> Your goal: Below are the records. Gather each line that holds "Sales".

(Stored entries)

________________________________________

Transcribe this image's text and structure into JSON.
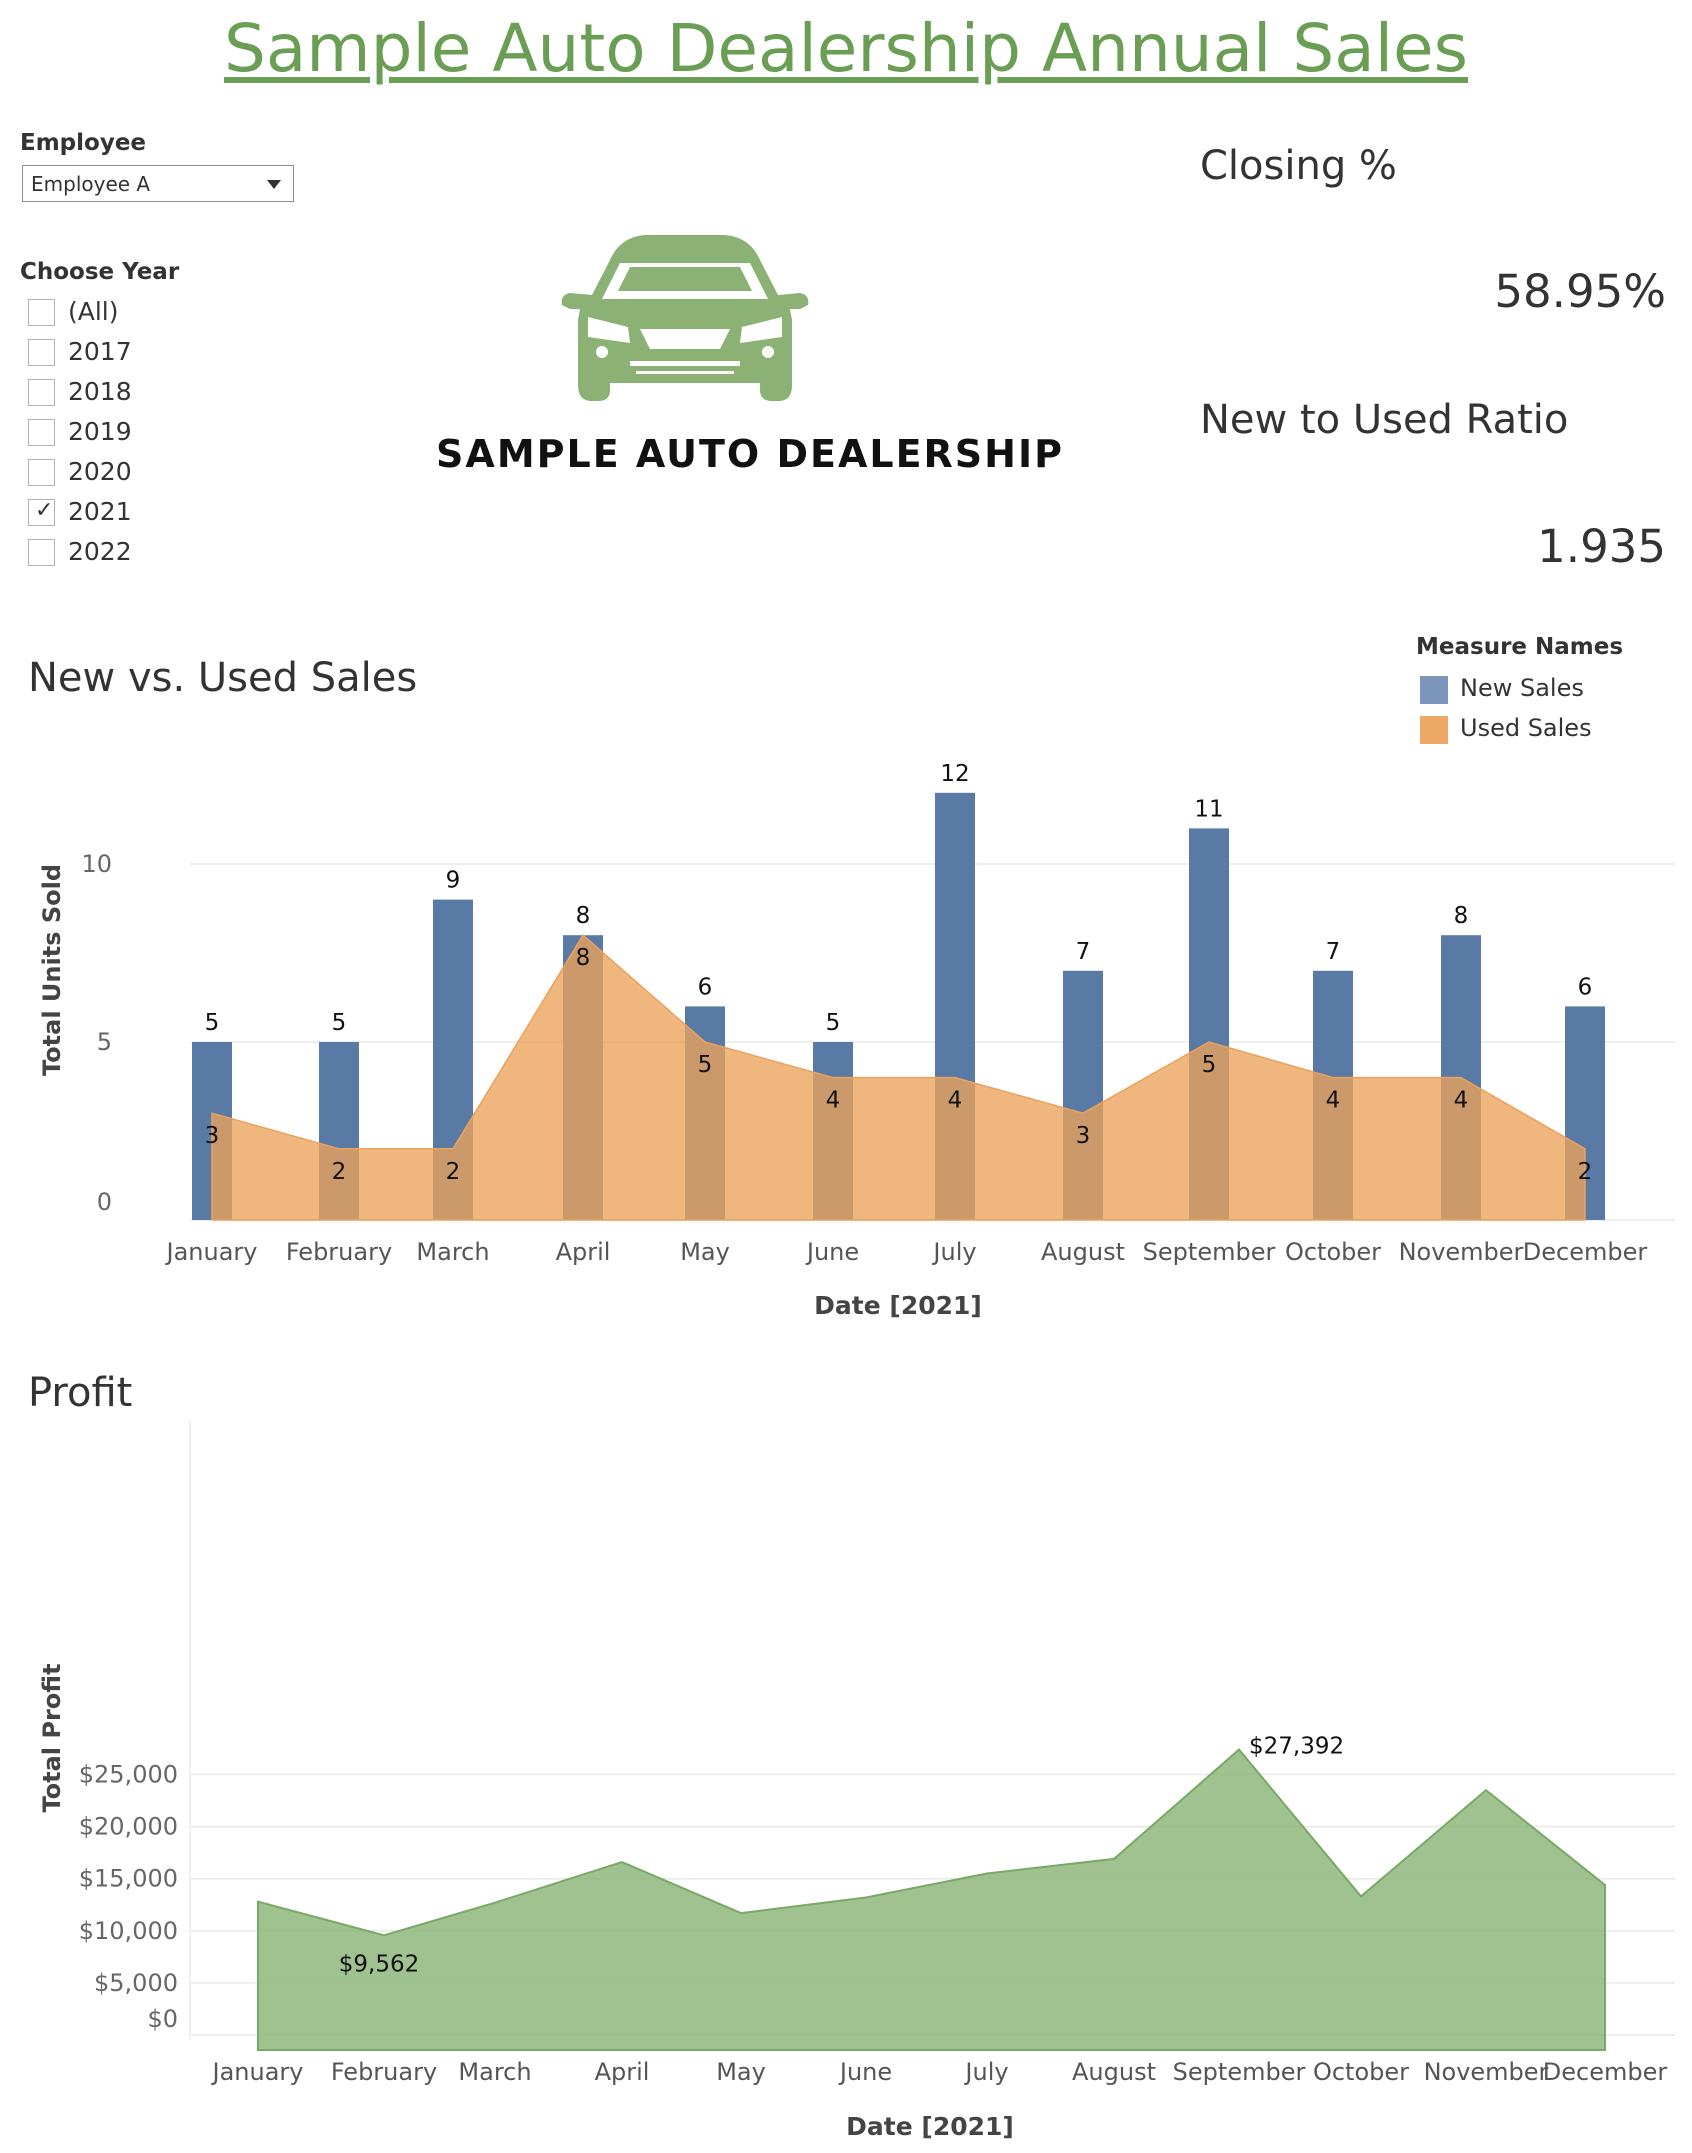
{
  "title": "Sample Auto Dealership Annual Sales",
  "filters": {
    "employee_label": "Employee",
    "employee_value": "Employee A",
    "year_label": "Choose Year",
    "years": [
      {
        "label": "(All)",
        "checked": false
      },
      {
        "label": "2017",
        "checked": false
      },
      {
        "label": "2018",
        "checked": false
      },
      {
        "label": "2019",
        "checked": false
      },
      {
        "label": "2020",
        "checked": false
      },
      {
        "label": "2021",
        "checked": true
      },
      {
        "label": "2022",
        "checked": false
      }
    ]
  },
  "logo": {
    "text": "SAMPLE AUTO DEALERSHIP",
    "icon": "car-front-icon",
    "color": "#8bb174"
  },
  "kpis": {
    "closing_title": "Closing %",
    "closing_value": "58.95%",
    "ratio_title": "New to Used Ratio",
    "ratio_value": "1.935"
  },
  "legend": {
    "title": "Measure Names",
    "items": [
      {
        "label": "New Sales",
        "color": "#7b96ba"
      },
      {
        "label": "Used Sales",
        "color": "#eda866"
      }
    ]
  },
  "colors": {
    "title": "#6a9e54",
    "new_bar": "#5a7aa6",
    "used_area": "#eba25a",
    "profit_area": "#8bb578"
  },
  "chart_data": [
    {
      "type": "bar",
      "title": "New vs. Used Sales",
      "xlabel": "Date [2021]",
      "ylabel": "Total Units Sold",
      "categories": [
        "January",
        "February",
        "March",
        "April",
        "May",
        "June",
        "July",
        "August",
        "September",
        "October",
        "November",
        "December"
      ],
      "series": [
        {
          "name": "New Sales",
          "type": "bar",
          "values": [
            5,
            5,
            9,
            8,
            6,
            5,
            12,
            7,
            11,
            7,
            8,
            6
          ]
        },
        {
          "name": "Used Sales",
          "type": "area",
          "values": [
            3,
            2,
            2,
            8,
            5,
            4,
            4,
            3,
            5,
            4,
            4,
            2
          ]
        }
      ],
      "yticks": [
        0,
        5,
        10
      ],
      "ylim": [
        0,
        13
      ],
      "grid": true
    },
    {
      "type": "area",
      "title": "Profit",
      "xlabel": "Date [2021]",
      "ylabel": "Total Profit",
      "categories": [
        "January",
        "February",
        "March",
        "April",
        "May",
        "June",
        "July",
        "August",
        "September",
        "October",
        "November",
        "December"
      ],
      "series": [
        {
          "values": [
            12800,
            9562,
            12700,
            16600,
            11700,
            13200,
            15500,
            16900,
            27392,
            13300,
            23500,
            14400
          ]
        }
      ],
      "annotations": [
        {
          "category": "February",
          "label": "$9,562"
        },
        {
          "category": "September",
          "label": "$27,392"
        }
      ],
      "yticks": [
        0,
        5000,
        10000,
        15000,
        20000,
        25000
      ],
      "ytick_labels": [
        "$0",
        "$5,000",
        "$10,000",
        "$15,000",
        "$20,000",
        "$25,000"
      ],
      "ylim": [
        0,
        28500
      ],
      "grid": true
    }
  ]
}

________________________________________

> Solution:
  "title": "Sample Auto Dealership Annual Sales",
        "label": "New Sales",
        "label": "Used Sales",
      "title": "New vs. Used Sales",
          "name": "New Sales",
          "name": "Used Sales",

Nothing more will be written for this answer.